Instructions for the task: Could you find every line in the entries below that holds the word "Scene" and copy it?

Collected data:
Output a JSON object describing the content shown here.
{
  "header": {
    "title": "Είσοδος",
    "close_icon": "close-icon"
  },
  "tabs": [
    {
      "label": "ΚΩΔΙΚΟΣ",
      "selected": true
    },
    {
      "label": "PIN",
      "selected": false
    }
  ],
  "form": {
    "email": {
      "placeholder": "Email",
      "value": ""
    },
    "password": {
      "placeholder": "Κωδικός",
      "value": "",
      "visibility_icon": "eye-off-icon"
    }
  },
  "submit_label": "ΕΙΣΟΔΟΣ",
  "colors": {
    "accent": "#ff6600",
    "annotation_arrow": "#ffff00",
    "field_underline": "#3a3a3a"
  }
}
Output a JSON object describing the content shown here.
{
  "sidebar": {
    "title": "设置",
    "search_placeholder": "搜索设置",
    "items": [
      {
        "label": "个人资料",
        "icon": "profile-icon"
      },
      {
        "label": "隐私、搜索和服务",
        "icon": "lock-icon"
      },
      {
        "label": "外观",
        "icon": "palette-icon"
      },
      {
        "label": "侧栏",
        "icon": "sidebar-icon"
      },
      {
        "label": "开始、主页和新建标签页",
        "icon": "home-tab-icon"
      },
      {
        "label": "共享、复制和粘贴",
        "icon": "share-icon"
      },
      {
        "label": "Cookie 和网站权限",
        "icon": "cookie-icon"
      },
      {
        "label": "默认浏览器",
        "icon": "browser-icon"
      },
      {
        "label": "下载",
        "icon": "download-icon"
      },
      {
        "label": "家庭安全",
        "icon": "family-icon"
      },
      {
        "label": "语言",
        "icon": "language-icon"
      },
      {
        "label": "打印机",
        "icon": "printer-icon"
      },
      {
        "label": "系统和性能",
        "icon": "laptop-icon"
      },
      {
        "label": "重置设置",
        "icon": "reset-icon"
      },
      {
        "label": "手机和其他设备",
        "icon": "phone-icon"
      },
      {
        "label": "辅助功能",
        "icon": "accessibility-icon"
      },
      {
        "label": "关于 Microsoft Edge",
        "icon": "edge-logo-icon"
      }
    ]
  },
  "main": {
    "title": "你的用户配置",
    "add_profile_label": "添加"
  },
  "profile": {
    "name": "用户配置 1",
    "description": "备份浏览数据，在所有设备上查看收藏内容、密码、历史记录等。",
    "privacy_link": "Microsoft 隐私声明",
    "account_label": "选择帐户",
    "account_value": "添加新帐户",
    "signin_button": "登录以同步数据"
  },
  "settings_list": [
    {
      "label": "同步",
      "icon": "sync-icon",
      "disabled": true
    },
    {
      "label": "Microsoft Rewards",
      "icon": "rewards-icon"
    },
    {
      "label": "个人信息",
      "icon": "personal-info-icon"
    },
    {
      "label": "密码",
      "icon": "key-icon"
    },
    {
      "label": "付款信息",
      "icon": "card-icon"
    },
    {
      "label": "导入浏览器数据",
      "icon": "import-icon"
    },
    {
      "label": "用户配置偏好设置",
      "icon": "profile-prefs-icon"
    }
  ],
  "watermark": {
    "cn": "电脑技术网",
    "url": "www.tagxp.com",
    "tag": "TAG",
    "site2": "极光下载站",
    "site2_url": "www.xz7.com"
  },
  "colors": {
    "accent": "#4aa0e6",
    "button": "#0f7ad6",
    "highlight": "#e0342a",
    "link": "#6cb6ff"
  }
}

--

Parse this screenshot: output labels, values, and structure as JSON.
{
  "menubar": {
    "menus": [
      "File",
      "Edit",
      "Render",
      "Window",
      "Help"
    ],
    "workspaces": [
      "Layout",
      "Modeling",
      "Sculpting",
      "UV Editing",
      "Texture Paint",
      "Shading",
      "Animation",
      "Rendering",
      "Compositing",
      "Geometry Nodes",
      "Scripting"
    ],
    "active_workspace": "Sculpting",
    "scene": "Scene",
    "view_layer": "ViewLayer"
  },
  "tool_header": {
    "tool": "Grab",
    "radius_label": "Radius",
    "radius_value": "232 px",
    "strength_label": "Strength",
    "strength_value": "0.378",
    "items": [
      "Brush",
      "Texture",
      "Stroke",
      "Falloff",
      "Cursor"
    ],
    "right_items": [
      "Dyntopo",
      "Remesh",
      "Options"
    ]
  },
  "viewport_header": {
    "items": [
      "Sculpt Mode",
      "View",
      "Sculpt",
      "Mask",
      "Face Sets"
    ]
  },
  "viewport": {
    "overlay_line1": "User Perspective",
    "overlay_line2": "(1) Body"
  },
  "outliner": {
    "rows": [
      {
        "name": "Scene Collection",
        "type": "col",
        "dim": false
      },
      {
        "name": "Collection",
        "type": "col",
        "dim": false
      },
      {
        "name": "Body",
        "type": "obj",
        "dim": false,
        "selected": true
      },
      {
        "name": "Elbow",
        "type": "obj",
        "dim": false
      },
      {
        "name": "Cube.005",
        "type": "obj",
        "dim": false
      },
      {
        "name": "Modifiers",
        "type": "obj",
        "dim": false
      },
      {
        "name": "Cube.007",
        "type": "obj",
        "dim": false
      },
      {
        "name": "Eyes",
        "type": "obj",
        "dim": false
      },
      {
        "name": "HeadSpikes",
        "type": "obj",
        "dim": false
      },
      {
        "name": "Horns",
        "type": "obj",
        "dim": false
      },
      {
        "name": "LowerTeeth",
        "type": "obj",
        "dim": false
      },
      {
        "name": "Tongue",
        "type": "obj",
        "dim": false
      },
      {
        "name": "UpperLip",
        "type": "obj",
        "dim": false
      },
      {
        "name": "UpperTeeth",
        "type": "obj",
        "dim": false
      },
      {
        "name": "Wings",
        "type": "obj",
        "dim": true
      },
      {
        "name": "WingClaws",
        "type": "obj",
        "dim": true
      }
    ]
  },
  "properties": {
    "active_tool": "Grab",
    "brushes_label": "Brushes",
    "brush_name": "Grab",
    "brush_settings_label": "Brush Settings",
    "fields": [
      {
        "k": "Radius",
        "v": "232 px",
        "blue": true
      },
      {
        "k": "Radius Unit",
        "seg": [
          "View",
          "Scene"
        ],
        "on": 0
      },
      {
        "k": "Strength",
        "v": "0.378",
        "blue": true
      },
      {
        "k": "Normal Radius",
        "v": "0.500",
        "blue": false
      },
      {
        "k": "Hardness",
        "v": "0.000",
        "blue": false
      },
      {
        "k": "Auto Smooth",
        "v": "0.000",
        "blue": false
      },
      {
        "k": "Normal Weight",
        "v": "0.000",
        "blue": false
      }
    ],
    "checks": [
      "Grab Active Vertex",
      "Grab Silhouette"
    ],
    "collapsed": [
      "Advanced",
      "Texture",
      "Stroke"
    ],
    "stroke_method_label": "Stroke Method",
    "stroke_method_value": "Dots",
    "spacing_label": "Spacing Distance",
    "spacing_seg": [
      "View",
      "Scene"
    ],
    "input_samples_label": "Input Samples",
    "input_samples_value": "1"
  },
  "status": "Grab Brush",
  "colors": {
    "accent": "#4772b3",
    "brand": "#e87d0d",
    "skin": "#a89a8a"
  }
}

Exercise solution:
    "scene": "Scene",
        "name": "Scene Collection",
          "Scene"
      "Scene"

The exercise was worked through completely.